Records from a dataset
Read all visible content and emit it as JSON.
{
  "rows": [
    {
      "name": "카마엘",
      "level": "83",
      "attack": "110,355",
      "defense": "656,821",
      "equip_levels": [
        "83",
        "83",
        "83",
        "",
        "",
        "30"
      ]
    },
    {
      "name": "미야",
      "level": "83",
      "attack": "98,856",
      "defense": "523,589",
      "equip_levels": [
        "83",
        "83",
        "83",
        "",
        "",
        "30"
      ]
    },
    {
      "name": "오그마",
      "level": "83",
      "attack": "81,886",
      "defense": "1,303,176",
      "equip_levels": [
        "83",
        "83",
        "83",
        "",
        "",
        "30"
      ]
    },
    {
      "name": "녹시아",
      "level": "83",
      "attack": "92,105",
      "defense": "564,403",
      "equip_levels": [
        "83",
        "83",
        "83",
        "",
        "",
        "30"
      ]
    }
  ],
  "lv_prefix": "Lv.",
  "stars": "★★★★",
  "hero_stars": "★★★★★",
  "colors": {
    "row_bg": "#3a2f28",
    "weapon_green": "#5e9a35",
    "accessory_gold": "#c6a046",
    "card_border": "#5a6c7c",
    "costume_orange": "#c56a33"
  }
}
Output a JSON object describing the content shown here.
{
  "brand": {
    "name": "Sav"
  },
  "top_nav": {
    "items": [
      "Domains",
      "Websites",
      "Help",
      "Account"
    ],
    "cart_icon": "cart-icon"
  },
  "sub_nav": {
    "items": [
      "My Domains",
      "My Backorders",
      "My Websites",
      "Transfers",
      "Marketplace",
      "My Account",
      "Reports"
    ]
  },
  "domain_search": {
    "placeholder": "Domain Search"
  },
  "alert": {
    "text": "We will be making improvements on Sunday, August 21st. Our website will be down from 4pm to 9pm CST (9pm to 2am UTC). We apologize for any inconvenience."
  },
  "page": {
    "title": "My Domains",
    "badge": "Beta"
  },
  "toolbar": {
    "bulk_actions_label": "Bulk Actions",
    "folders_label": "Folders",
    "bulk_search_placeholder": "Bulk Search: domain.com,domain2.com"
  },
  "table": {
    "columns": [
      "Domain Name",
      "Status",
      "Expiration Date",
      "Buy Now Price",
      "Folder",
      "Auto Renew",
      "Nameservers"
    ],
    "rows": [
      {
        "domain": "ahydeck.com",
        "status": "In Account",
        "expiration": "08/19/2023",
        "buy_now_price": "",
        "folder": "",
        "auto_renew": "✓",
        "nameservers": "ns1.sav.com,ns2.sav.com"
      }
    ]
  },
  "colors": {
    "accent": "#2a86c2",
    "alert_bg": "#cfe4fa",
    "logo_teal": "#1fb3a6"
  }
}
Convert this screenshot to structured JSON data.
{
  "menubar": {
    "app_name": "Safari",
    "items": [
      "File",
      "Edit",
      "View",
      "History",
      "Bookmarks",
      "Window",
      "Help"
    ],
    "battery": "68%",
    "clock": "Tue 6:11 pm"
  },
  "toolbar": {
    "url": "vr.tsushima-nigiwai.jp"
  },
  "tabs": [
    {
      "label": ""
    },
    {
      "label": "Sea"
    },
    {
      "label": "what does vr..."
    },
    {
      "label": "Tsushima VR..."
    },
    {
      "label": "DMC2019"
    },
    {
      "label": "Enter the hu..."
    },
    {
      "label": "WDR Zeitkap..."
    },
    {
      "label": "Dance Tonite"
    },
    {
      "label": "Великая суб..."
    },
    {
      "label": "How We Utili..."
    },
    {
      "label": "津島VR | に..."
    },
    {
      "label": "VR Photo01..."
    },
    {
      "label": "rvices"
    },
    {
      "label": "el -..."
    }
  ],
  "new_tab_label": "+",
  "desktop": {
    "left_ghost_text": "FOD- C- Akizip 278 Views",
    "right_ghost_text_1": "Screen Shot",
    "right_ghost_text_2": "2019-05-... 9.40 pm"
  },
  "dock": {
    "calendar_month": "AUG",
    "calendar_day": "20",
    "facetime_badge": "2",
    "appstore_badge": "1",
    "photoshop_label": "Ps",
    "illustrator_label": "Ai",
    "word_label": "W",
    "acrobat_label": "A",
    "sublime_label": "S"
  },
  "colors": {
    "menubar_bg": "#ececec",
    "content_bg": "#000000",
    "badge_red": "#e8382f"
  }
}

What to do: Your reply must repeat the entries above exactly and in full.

Answer to the problem:
Read all visible content and emit it as JSON.
{
  "rows": [
    {
      "name": "카마엘",
      "level": "83",
      "attack": "110,355",
      "defense": "656,821",
      "equip_levels": [
        "83",
        "83",
        "83",
        "",
        "",
        "30"
      ]
    },
    {
      "name": "미야",
      "level": "83",
      "attack": "98,856",
      "defense": "523,589",
      "equip_levels": [
        "83",
        "83",
        "83",
        "",
        "",
        "30"
      ]
    },
    {
      "name": "오그마",
      "level": "83",
      "attack": "81,886",
      "defense": "1,303,176",
      "equip_levels": [
        "83",
        "83",
        "83",
        "",
        "",
        "30"
      ]
    },
    {
      "name": "녹시아",
      "level": "83",
      "attack": "92,105",
      "defense": "564,403",
      "equip_levels": [
        "83",
        "83",
        "83",
        "",
        "",
        "30"
      ]
    }
  ],
  "lv_prefix": "Lv.",
  "stars": "★★★★",
  "hero_stars": "★★★★★",
  "colors": {
    "row_bg": "#3a2f28",
    "weapon_green": "#5e9a35",
    "accessory_gold": "#c6a046",
    "card_border": "#5a6c7c",
    "costume_orange": "#c56a33"
  }
}
Output a JSON object describing the content shown here.
{
  "brand": {
    "name": "Sav"
  },
  "top_nav": {
    "items": [
      "Domains",
      "Websites",
      "Help",
      "Account"
    ],
    "cart_icon": "cart-icon"
  },
  "sub_nav": {
    "items": [
      "My Domains",
      "My Backorders",
      "My Websites",
      "Transfers",
      "Marketplace",
      "My Account",
      "Reports"
    ]
  },
  "domain_search": {
    "placeholder": "Domain Search"
  },
  "alert": {
    "text": "We will be making improvements on Sunday, August 21st. Our website will be down from 4pm to 9pm CST (9pm to 2am UTC). We apologize for any inconvenience."
  },
  "page": {
    "title": "My Domains",
    "badge": "Beta"
  },
  "toolbar": {
    "bulk_actions_label": "Bulk Actions",
    "folders_label": "Folders",
    "bulk_search_placeholder": "Bulk Search: domain.com,domain2.com"
  },
  "table": {
    "columns": [
      "Domain Name",
      "Status",
      "Expiration Date",
      "Buy Now Price",
      "Folder",
      "Auto Renew",
      "Nameservers"
    ],
    "rows": [
      {
        "domain": "ahydeck.com",
        "status": "In Account",
        "expiration": "08/19/2023",
        "buy_now_price": "",
        "folder": "",
        "auto_renew": "✓",
        "nameservers": "ns1.sav.com,ns2.sav.com"
      }
    ]
  },
  "colors": {
    "accent": "#2a86c2",
    "alert_bg": "#cfe4fa",
    "logo_teal": "#1fb3a6"
  }
}
Convert this screenshot to structured JSON data.
{
  "menubar": {
    "app_name": "Safari",
    "items": [
      "File",
      "Edit",
      "View",
      "History",
      "Bookmarks",
      "Window",
      "Help"
    ],
    "battery": "68%",
    "clock": "Tue 6:11 pm"
  },
  "toolbar": {
    "url": "vr.tsushima-nigiwai.jp"
  },
  "tabs": [
    {
      "label": ""
    },
    {
      "label": "Sea"
    },
    {
      "label": "what does vr..."
    },
    {
      "label": "Tsushima VR..."
    },
    {
      "label": "DMC2019"
    },
    {
      "label": "Enter the hu..."
    },
    {
      "label": "WDR Zeitkap..."
    },
    {
      "label": "Dance Tonite"
    },
    {
      "label": "Великая суб..."
    },
    {
      "label": "How We Utili..."
    },
    {
      "label": "津島VR | に..."
    },
    {
      "label": "VR Photo01..."
    },
    {
      "label": "rvices"
    },
    {
      "label": "el -..."
    }
  ],
  "new_tab_label": "+",
  "desktop": {
    "left_ghost_text": "FOD- C- Akizip 278 Views",
    "right_ghost_text_1": "Screen Shot",
    "right_ghost_text_2": "2019-05-... 9.40 pm"
  },
  "dock": {
    "calendar_month": "AUG",
    "calendar_day": "20",
    "facetime_badge": "2",
    "appstore_badge": "1",
    "photoshop_label": "Ps",
    "illustrator_label": "Ai",
    "word_label": "W",
    "acrobat_label": "A",
    "sublime_label": "S"
  },
  "colors": {
    "menubar_bg": "#ececec",
    "content_bg": "#000000",
    "badge_red": "#e8382f"
  }
}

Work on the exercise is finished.